Raza Struggle and the Movement for Ethnic Studies: Decolonial Pedagogies, Literacies, and Methodologies presents an investigation of decolonization in the context of education and what this means for ethnic studies projects. It accomplishes this exploration by looking at the history of Raza communities, defined broadly as the Indigenous and mestizo working class peoples from Latin America, with a focus on the complex yet unifying Chicanx-Mexican experience in the Southwest United States. This book bridges the fields of history, pedagogy, and decolonization through a creative and interweaving methodology that includes critical historiography, dialogue, autoethnography, and qualitative inquiry. Collectively, this work opens new ground, challenging scholars and educators to rethink critical education rooted in traditional and Western frameworks. Arguing for decolonial and Indigenous approaches, the author invites educators and cultural workers to reflect on learning and community in their praxis. Raza Struggle and the Movement for Ethnic Studies will be of interest to students of ethnic studies and Latin American and Mexican history. It is also relevant to teachers, teacher educators, and scholars who are intent on creating spaces of hope and possibility rooted in Freirean, decolonial, and Indigenous frameworks.
New York, Bern, Berlin, Bruxelles, Oxford, Wien, 2018. XIV, 180 pp., 7 b/w ill.
List of Illustrations – Acknowledgements – Introduction – Raza Struggle, Coloniality, and Capitalism – Multiple
Marginality: A Dialogue With James Diego Vigil – Decolonial Pedagogies: Working Principles for Our Rehumanization – Heteroglossia:
A Dialogue With Carlos Tejeda – Decolonial Literacies, Mediation, and Critical Consciousness – Decolonial Methodologies: Toward

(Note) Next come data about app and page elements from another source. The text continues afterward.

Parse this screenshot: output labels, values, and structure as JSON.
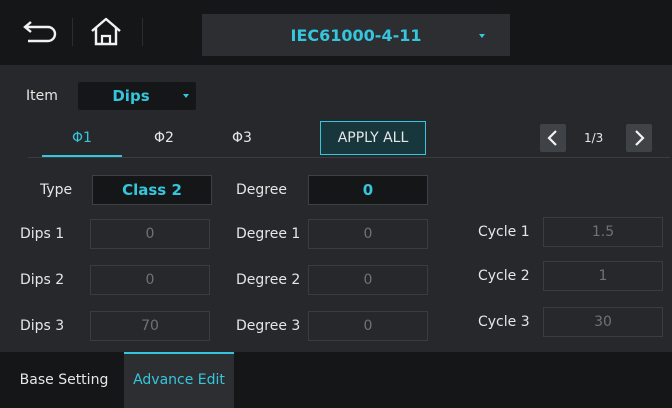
{
  "header": {
    "back_icon": "back-arrow-icon",
    "home_icon": "home-icon",
    "standard": "IEC61000-4-11"
  },
  "item": {
    "label": "Item",
    "value": "Dips"
  },
  "tabs": [
    {
      "label": "Φ1",
      "active": true
    },
    {
      "label": "Φ2",
      "active": false
    },
    {
      "label": "Φ3",
      "active": false
    }
  ],
  "apply_all": "APPLY ALL",
  "pager": {
    "text": "1/3"
  },
  "form": {
    "type_label": "Type",
    "type_value": "Class 2",
    "degree_label": "Degree",
    "degree_value": "0",
    "rows": [
      {
        "dips_label": "Dips 1",
        "dips_value": "0",
        "degree_label": "Degree 1",
        "degree_value": "0",
        "cycle_label": "Cycle 1",
        "cycle_value": "1.5"
      },
      {
        "dips_label": "Dips 2",
        "dips_value": "0",
        "degree_label": "Degree 2",
        "degree_value": "0",
        "cycle_label": "Cycle 2",
        "cycle_value": "1"
      },
      {
        "dips_label": "Dips 3",
        "dips_value": "70",
        "degree_label": "Degree 3",
        "degree_value": "0",
        "cycle_label": "Cycle 3",
        "cycle_value": "30"
      }
    ]
  },
  "bottom_tabs": [
    {
      "label": "Base Setting",
      "active": false
    },
    {
      "label": "Advance Edit",
      "active": true
    }
  ],
  "colors": {
    "accent": "#35c6dd",
    "background": "#26282b",
    "bar": "#151617"
  }
}
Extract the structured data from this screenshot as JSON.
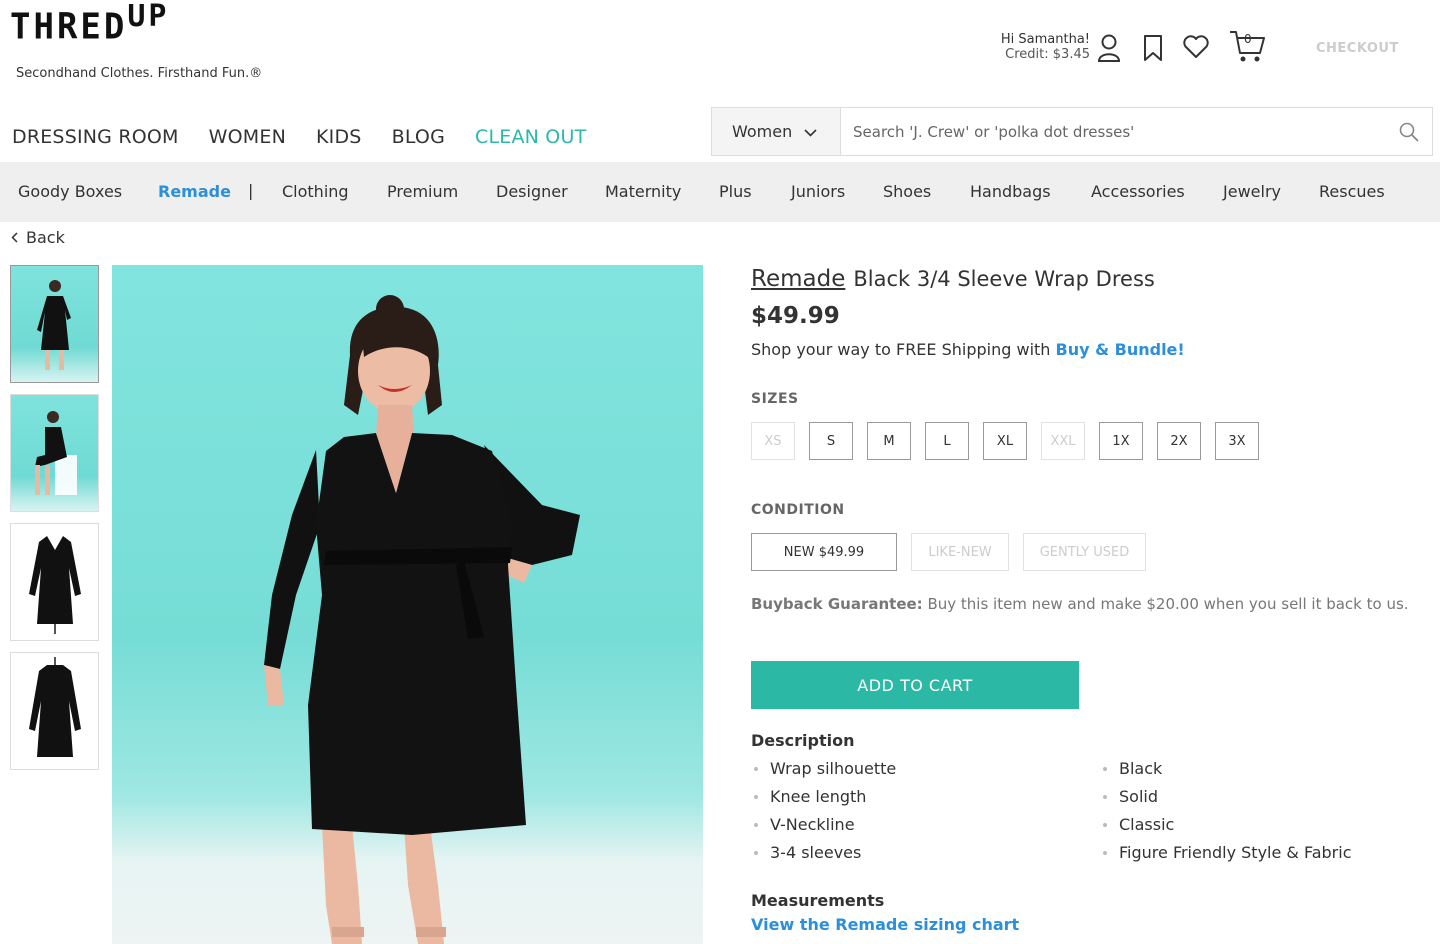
{
  "brand": {
    "logo_main": "THRED",
    "logo_super": "UP",
    "tagline": "Secondhand Clothes. Firsthand Fun.®"
  },
  "account": {
    "greeting": "Hi Samantha!",
    "credit": "Credit: $3.45",
    "cart_count": "0",
    "checkout_label": "CHECKOUT"
  },
  "main_nav": [
    {
      "label": "DRESSING ROOM"
    },
    {
      "label": "WOMEN"
    },
    {
      "label": "KIDS"
    },
    {
      "label": "BLOG"
    },
    {
      "label": "CLEAN OUT",
      "accent": "#2bb8aa"
    }
  ],
  "search": {
    "category": "Women",
    "placeholder": "Search 'J. Crew' or 'polka dot dresses'"
  },
  "category_bar": {
    "items": [
      "Goody Boxes",
      "Remade",
      "Clothing",
      "Premium",
      "Designer",
      "Maternity",
      "Plus",
      "Juniors",
      "Shoes",
      "Handbags",
      "Accessories",
      "Jewelry",
      "Rescues"
    ],
    "separator": "|",
    "active_color": "#2b8fdc"
  },
  "back_label": "Back",
  "product": {
    "brand": "Remade",
    "name": "Black 3/4 Sleeve Wrap Dress",
    "price": "$49.99",
    "shipping_text": "Shop your way to FREE Shipping with ",
    "shipping_link": "Buy & Bundle!",
    "sizes_label": "SIZES",
    "sizes": [
      {
        "label": "XS",
        "available": false
      },
      {
        "label": "S",
        "available": true
      },
      {
        "label": "M",
        "available": true
      },
      {
        "label": "L",
        "available": true
      },
      {
        "label": "XL",
        "available": true
      },
      {
        "label": "XXL",
        "available": false
      },
      {
        "label": "1X",
        "available": true
      },
      {
        "label": "2X",
        "available": true
      },
      {
        "label": "3X",
        "available": true
      }
    ],
    "condition_label": "CONDITION",
    "conditions": [
      {
        "label": "NEW $49.99",
        "available": true
      },
      {
        "label": "LIKE-NEW",
        "available": false
      },
      {
        "label": "GENTLY USED",
        "available": false
      }
    ],
    "buyback_label": "Buyback Guarantee:",
    "buyback_text": " Buy this item new and make $20.00 when you sell it back to us.",
    "add_to_cart": "ADD TO CART",
    "description_title": "Description",
    "description_left": [
      "Wrap silhouette",
      "Knee length",
      "V-Neckline",
      "3-4 sleeves"
    ],
    "description_right": [
      "Black",
      "Solid",
      "Classic",
      "Figure Friendly Style & Fabric"
    ],
    "measurements_title": "Measurements",
    "measurements_link": "View the Remade sizing chart",
    "accent_color": "#2bb8a4"
  }
}
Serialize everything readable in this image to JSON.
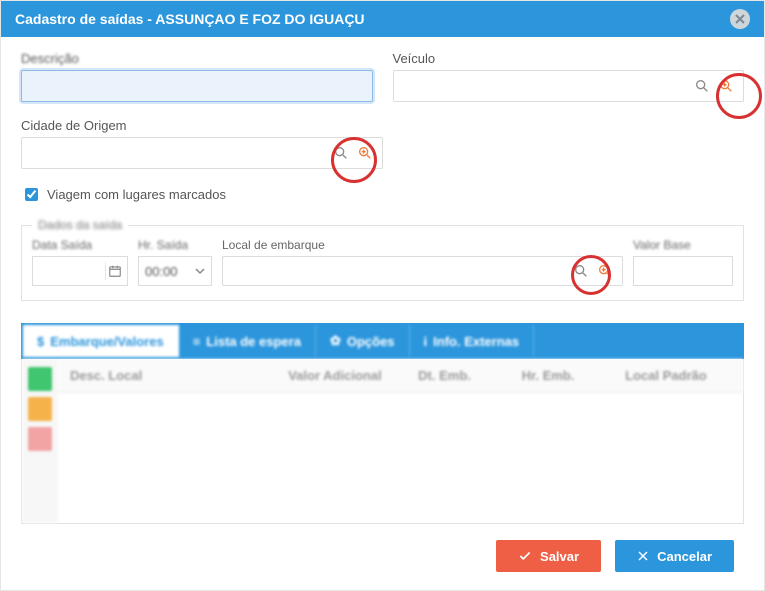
{
  "title": "Cadastro de saídas - ASSUNÇAO E FOZ DO IGUAÇU",
  "fields": {
    "descricao_label": "Descrição",
    "descricao_value": "",
    "veiculo_label": "Veículo",
    "veiculo_value": "",
    "cidade_label": "Cidade de Origem",
    "cidade_value": "",
    "checkbox_label": "Viagem com lugares marcados",
    "checkbox_checked": true
  },
  "dados": {
    "legend": "Dados da saída",
    "data_saida_label": "Data Saída",
    "hr_saida_label": "Hr. Saída",
    "hr_saida_value": "00:00",
    "local_embarque_label": "Local de embarque",
    "local_embarque_value": "",
    "valor_base_label": "Valor Base",
    "valor_base_value": ""
  },
  "tabs": [
    {
      "label": "Embarque/Valores",
      "icon": "$"
    },
    {
      "label": "Lista de espera",
      "icon": "≡"
    },
    {
      "label": "Opções",
      "icon": "✿"
    },
    {
      "label": "Info. Externas",
      "icon": "i"
    }
  ],
  "grid_headers": {
    "desc_local": "Desc. Local",
    "valor_adicional": "Valor Adicional",
    "dt_emb": "Dt. Emb.",
    "hr_emb": "Hr. Emb.",
    "local_padrao": "Local Padrão"
  },
  "buttons": {
    "save": "Salvar",
    "cancel": "Cancelar"
  }
}
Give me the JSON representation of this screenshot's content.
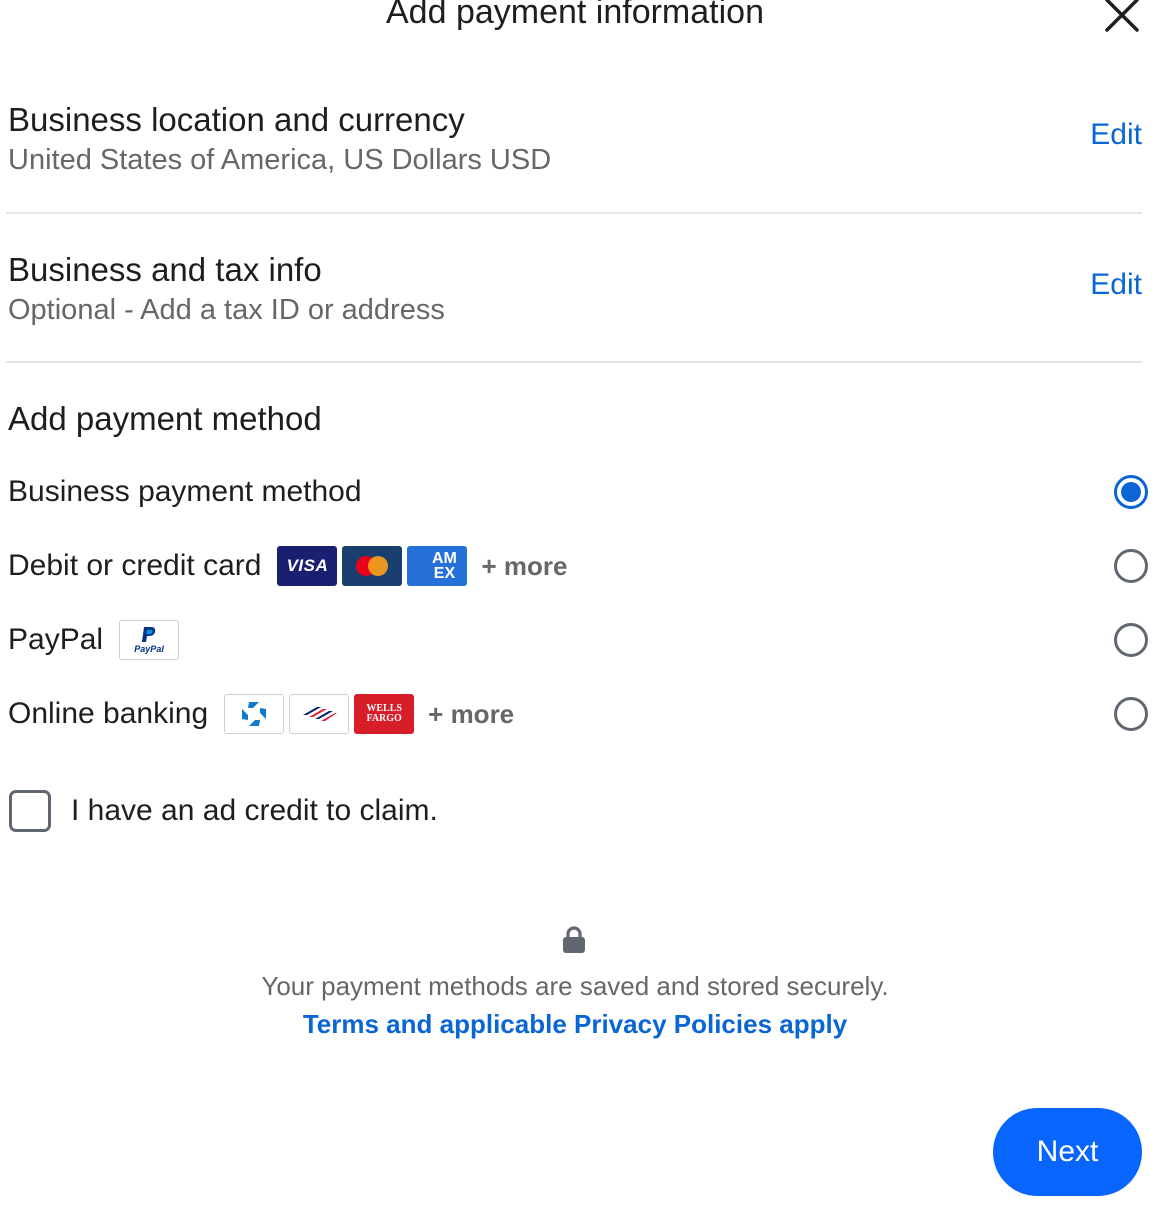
{
  "dialog": {
    "title": "Add payment information"
  },
  "location_section": {
    "title": "Business location and currency",
    "subtitle": "United States of America, US Dollars USD",
    "edit_label": "Edit"
  },
  "tax_section": {
    "title": "Business and tax info",
    "subtitle": "Optional - Add a tax ID or address",
    "edit_label": "Edit"
  },
  "payment_method": {
    "heading": "Add payment method",
    "options": [
      {
        "label": "Business payment method",
        "selected": true,
        "logos": []
      },
      {
        "label": "Debit or credit card",
        "selected": false,
        "logos": [
          "visa-logo",
          "mastercard-logo",
          "amex-logo"
        ],
        "more": "+ more"
      },
      {
        "label": "PayPal",
        "selected": false,
        "logos": [
          "paypal-logo"
        ]
      },
      {
        "label": "Online banking",
        "selected": false,
        "logos": [
          "chase-logo",
          "bank-of-america-logo",
          "wells-fargo-logo"
        ],
        "more": "+ more"
      }
    ]
  },
  "logo_text": {
    "visa": "VISA",
    "amex_top": "AM",
    "amex_bottom": "EX",
    "paypal": "PayPal",
    "wells_top": "WELLS",
    "wells_bottom": "FARGO"
  },
  "ad_credit": {
    "label": "I have an ad credit to claim.",
    "checked": false
  },
  "footer": {
    "lock_icon": "lock-icon",
    "secure_text": "Your payment methods are saved and stored securely.",
    "terms_link": "Terms and applicable Privacy Policies apply"
  },
  "actions": {
    "next_label": "Next"
  },
  "colors": {
    "accent": "#0866ff",
    "link": "#0a66d4",
    "visa": "#1a1f71",
    "mastercard_bg": "#1a3f6f",
    "amex": "#2671d9",
    "wells_fargo": "#d71e28"
  }
}
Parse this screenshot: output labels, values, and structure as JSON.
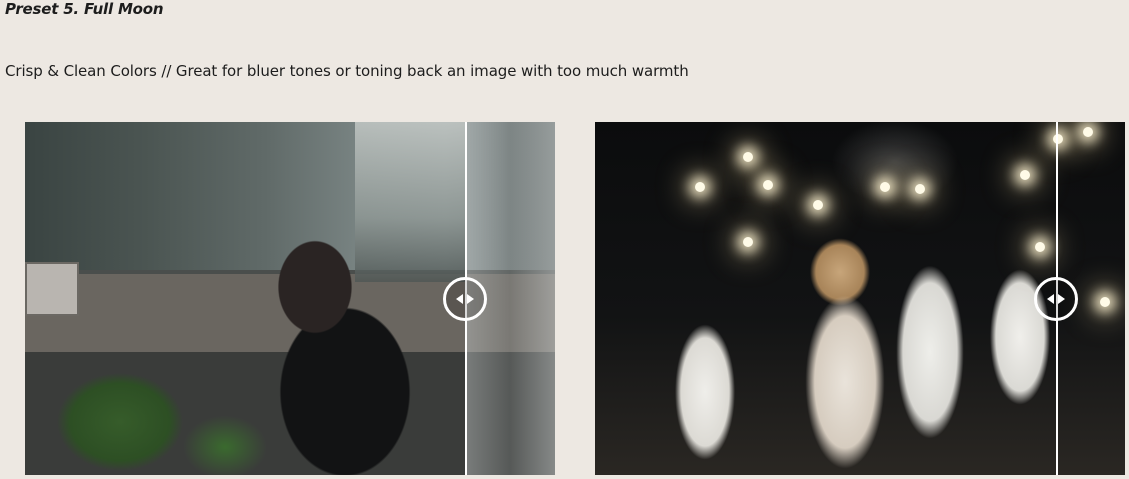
{
  "preset": {
    "title": "Preset 5. Full Moon",
    "description": "Crisp & Clean Colors // Great for bluer tones or toning back an image with too much warmth"
  },
  "comparisons": [
    {
      "name": "portrait-comparison",
      "handle_icon": "left-right-arrows-icon"
    },
    {
      "name": "wedding-comparison",
      "handle_icon": "left-right-arrows-icon"
    }
  ],
  "colors": {
    "background": "#ede8e2",
    "divider": "#ffffff"
  }
}
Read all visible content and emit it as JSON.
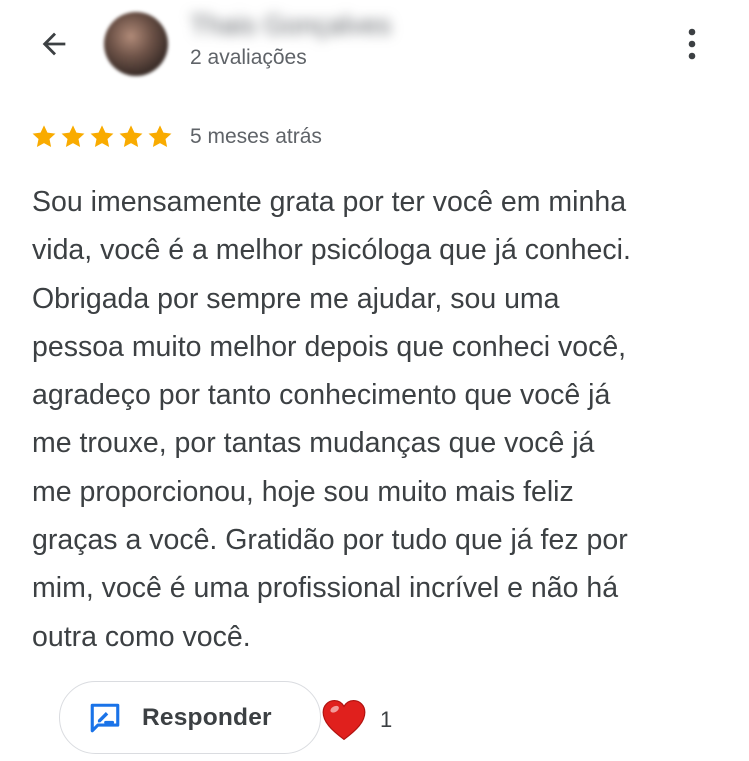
{
  "header": {
    "back_icon": "arrow-left-icon",
    "reviewer_name": "Thais Gonçalves",
    "review_count": "2 avaliações",
    "menu_icon": "more-vert-icon"
  },
  "review": {
    "rating": 5,
    "rating_max": 5,
    "star_color": "#f9ab00",
    "time_ago": "5 meses atrás",
    "text": "Sou imensamente grata por ter você em minha\nvida, você é a melhor psicóloga que já conheci.\nObrigada por sempre me ajudar, sou uma\npessoa muito melhor depois que conheci você,\nagradeço por tanto conhecimento que você já\nme trouxe, por tantas mudanças que você já\nme proporcionou, hoje sou muito mais feliz\ngraças a você. Gratidão por tudo que já fez por\nmim, você é uma profissional incrível e não há\noutra como você."
  },
  "actions": {
    "reply_label": "Responder",
    "reply_icon": "reply-edit-icon",
    "reply_icon_color": "#1a73e8",
    "reaction_icon": "heart-icon",
    "reaction_color": "#e0201d",
    "reaction_count": "1"
  }
}
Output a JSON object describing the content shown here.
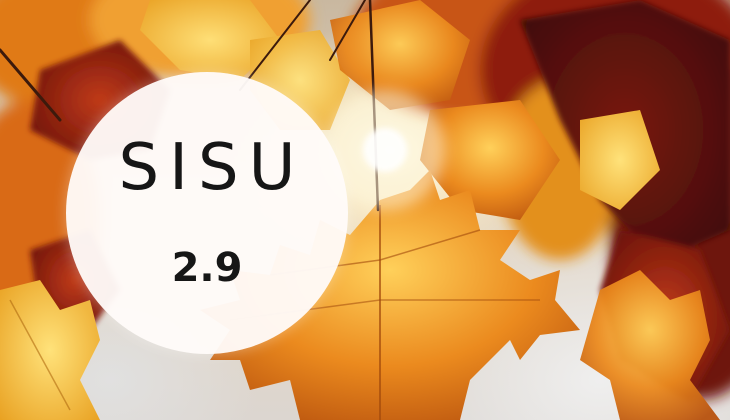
{
  "brand": {
    "title": "SISU",
    "version": "2.9"
  },
  "colors": {
    "circle": "#fffbf9",
    "text": "#161616",
    "leaf_orange": "#e8851a",
    "leaf_red": "#9a1a10",
    "leaf_yellow": "#f2c13a",
    "sunlight": "#fff8dc"
  }
}
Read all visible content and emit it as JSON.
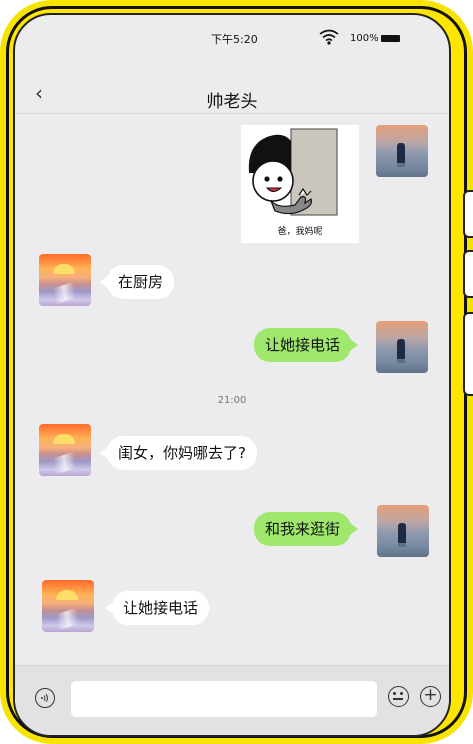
{
  "status_bar": {
    "time": "下午5:20",
    "battery": "100%"
  },
  "header": {
    "back": "‹",
    "title": "帅老头"
  },
  "messages": {
    "m0_sticker_caption": "爸，我妈呢",
    "m1": "在厨房",
    "m2": "让她接电话",
    "timestamp": "21:00",
    "m3": "闺女，你妈哪去了?",
    "m4": "和我来逛街",
    "m5": "让她接电话"
  },
  "input_bar": {
    "voice_icon": "voice-icon",
    "emoji_icon": "emoji-icon",
    "plus_icon": "plus-icon",
    "plus_glyph": "+"
  },
  "colors": {
    "frame": "#ffe600",
    "screen_bg": "#ececee",
    "bubble_green": "#9fe86d",
    "bubble_white": "#ffffff"
  }
}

a Raza Research Framework – Decolonizing the Ethnic Studies Movement: Centering Spirituality and Community – Index.